## PROBLEM
Below are some records. Count the lines with "Sleeve" in them and give nothing but the total.

━━━

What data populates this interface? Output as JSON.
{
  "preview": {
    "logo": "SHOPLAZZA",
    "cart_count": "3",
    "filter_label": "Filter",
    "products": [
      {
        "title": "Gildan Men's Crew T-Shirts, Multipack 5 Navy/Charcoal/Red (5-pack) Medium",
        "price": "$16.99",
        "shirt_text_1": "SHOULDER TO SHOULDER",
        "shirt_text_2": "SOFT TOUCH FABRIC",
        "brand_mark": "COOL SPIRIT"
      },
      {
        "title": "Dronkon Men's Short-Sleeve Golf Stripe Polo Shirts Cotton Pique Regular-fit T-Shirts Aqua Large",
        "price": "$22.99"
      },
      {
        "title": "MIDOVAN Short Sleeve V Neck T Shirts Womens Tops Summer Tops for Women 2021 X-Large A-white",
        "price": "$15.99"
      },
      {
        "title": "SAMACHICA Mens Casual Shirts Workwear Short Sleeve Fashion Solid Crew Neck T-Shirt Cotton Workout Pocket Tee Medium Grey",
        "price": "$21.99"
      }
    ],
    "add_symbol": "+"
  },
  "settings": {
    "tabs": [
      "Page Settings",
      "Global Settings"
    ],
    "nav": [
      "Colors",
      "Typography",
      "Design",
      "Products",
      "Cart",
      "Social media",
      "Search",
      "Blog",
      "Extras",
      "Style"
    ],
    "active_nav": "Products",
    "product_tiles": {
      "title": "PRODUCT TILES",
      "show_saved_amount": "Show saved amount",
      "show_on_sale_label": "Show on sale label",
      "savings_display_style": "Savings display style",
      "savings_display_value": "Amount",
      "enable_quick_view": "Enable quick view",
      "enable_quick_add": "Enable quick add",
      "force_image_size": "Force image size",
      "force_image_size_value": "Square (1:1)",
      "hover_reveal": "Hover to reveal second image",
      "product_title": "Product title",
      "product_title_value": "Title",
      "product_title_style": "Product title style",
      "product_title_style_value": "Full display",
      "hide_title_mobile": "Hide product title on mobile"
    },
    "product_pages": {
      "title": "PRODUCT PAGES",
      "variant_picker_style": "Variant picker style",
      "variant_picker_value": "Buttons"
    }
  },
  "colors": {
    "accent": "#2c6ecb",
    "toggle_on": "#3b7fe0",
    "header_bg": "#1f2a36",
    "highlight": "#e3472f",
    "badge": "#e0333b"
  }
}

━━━

## RESPONSE FOR THIS EXERCISE
3